Covid has made the world smaller despite the lockdowns

This summer Impact Investor talks to investors and entrepreneurs about how the pandemic changed their priorities. This week: Mike Debelak of Inclusive Business Sweden.

The curb on international travel has been frustrating at times, he says. “We work with developing markets. Seeing the impact in the communities and connecting with different partners and entrepreneurs is part of the satisfaction.” Inclusive Business Sweden

“We have just recruited our first employees in Uganda, and we can direct them, have them in Slack and make them part of the team in a way that we otherwise wouldn’t have been able to,” Mike Debelak says.

He is the executive director of Inclusive Business Sweden, an organisation he started in 2013 with an ambitious mission to enable businesses to meet global development needs.

The Swede is currently the investment matchmaking manager for the Swedish International Development Cooperation Agency’s €7.4mn challenge fund to combat poverty. Before that, he was programme director for the Inclusive Business Co-creation Accelerator, a three-year national innovation programme in Sweden.

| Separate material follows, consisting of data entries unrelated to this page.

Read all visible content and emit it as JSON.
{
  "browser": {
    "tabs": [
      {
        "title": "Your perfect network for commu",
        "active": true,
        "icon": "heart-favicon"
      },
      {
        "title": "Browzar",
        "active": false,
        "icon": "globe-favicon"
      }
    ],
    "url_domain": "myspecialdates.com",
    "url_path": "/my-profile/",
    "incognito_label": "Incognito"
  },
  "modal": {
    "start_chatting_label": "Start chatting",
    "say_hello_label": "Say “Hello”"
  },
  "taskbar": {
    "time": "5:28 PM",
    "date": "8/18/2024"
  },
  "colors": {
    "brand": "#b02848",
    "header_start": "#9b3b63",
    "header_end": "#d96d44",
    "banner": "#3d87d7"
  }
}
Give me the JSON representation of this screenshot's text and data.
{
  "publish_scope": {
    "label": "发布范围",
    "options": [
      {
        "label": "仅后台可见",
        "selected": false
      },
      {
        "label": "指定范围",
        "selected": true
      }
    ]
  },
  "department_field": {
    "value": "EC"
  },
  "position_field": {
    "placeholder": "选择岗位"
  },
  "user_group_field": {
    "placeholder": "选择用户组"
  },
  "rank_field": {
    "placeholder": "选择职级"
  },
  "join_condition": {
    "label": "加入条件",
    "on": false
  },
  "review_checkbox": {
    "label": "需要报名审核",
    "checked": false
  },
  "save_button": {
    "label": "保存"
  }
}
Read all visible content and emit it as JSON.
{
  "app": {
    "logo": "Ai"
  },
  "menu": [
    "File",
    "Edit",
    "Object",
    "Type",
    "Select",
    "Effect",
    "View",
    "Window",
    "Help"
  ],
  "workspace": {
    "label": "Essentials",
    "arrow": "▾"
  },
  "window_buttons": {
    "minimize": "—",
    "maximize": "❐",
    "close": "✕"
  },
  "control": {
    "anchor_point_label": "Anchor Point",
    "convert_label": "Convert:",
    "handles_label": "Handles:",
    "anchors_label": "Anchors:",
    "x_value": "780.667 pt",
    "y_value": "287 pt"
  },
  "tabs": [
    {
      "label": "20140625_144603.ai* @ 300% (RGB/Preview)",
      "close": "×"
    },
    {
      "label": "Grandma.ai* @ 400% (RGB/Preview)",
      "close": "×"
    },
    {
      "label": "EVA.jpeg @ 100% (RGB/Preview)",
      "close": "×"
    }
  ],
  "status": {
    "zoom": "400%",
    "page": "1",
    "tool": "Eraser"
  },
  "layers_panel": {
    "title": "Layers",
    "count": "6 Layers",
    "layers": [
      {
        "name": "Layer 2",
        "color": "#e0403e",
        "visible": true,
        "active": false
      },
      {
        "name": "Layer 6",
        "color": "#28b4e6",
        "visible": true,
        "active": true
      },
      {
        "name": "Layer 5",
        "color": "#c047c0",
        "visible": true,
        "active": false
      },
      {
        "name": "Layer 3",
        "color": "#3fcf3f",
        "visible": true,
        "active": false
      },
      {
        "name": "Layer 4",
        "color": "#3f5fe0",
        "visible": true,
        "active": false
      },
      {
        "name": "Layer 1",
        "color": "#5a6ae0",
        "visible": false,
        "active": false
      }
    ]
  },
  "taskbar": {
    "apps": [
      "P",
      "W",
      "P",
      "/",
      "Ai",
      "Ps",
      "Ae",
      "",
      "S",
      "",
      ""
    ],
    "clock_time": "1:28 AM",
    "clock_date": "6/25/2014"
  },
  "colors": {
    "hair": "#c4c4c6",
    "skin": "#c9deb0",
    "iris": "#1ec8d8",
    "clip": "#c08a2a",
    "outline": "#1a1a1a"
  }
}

He says Covid-19 has made the world a bit smaller, despite the travel restrictions and lockdowns. “I think that we have gotten much better at working globally, using online tools and being able to hold Zoom workshops,” Debelak says.

Virtual events to be the norm

He believes virtual workshops and events will become the norm even post-pandemic. “We also ran our inclusive business forum virtually last year and it was a massive success.”

“We had great speakers and a much more international group of participants than we’ve had before. This year, we are doing it virtually again as it allows us to work more easily with international partners. It also makes it easier for people who have families and kids to attend.”

“On the whole, I think we will have a much more flexible approach to work in the future. I doubt we’ll ever go back to being in the office five days a week.”

“We have always been very selective when booking plane tickets, understanding the impact of air travel. I would not say I feel differently about air travel, but perhaps more strongly about not taking off on a plane unless I must. It is possible to get most things done virtually.”

However, the curb on international travel has been frustrating at times, he says. “We work with developing markets and usually go a couple of times a year. Seeing the impact in the communities and connecting with different partners and entrepreneurs is part of the satisfaction.”

Buying local

“I have always tried to live as sustainably as I can. I buy less meat and mainly eat organic food. For me it’s not so much related to the pandemic, it’s more climate influenced.”

“I also feel that we haven’t been as impacted here, in Sweden, as elsewhere. I’m actually pretty amazed that systems haven’t collapsed. We could have been in a much more difficult situation.”

Inspiration

“I would say people’s resilience to carry on working and being able to adjust to new conditions,” Debelak says when asked what has inspired him. “My team, and other teams I work with, have all made significant adjustments.”

“Most people have faced challenging situations, or for example home-schooling kids and working from home during strict lockdown. But somehow people have continued to focus on getting the job done while adjusting and keeping an eye on the ball.”